Wherever a line of the data contains "value", copy that line.

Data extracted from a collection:
_ _ _

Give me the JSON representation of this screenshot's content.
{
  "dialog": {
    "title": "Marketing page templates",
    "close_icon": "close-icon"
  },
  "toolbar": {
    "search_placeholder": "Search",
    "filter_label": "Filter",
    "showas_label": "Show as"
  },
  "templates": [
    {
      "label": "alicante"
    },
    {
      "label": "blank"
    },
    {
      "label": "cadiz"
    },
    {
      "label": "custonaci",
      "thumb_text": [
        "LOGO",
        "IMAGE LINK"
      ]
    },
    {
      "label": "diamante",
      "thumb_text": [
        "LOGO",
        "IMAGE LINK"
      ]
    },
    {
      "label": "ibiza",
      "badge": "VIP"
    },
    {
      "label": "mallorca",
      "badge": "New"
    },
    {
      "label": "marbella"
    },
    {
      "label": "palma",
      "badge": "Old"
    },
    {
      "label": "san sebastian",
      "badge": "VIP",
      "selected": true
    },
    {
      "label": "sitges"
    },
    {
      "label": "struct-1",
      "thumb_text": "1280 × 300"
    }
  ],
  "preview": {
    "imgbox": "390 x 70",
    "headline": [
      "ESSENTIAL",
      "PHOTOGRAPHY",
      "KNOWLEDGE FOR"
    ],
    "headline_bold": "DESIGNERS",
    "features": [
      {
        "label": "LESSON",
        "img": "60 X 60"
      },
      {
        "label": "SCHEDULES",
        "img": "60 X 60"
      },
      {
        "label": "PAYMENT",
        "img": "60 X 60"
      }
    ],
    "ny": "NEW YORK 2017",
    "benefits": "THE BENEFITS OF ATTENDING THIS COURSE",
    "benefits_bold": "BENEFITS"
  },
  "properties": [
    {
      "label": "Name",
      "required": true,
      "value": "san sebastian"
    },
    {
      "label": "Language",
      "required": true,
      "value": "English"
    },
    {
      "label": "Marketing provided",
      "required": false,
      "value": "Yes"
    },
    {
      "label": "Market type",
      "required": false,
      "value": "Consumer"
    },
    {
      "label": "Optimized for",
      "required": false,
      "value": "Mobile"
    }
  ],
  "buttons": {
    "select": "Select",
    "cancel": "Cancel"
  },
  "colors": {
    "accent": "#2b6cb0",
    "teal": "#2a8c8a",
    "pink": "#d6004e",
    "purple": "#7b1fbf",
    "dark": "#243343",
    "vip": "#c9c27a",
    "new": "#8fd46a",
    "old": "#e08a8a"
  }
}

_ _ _

Exercise answer ->
      "value": "san sebastian"
      "value": "English"
      "value": "Yes"
      "value": "Consumer"
      "value": "Mobile"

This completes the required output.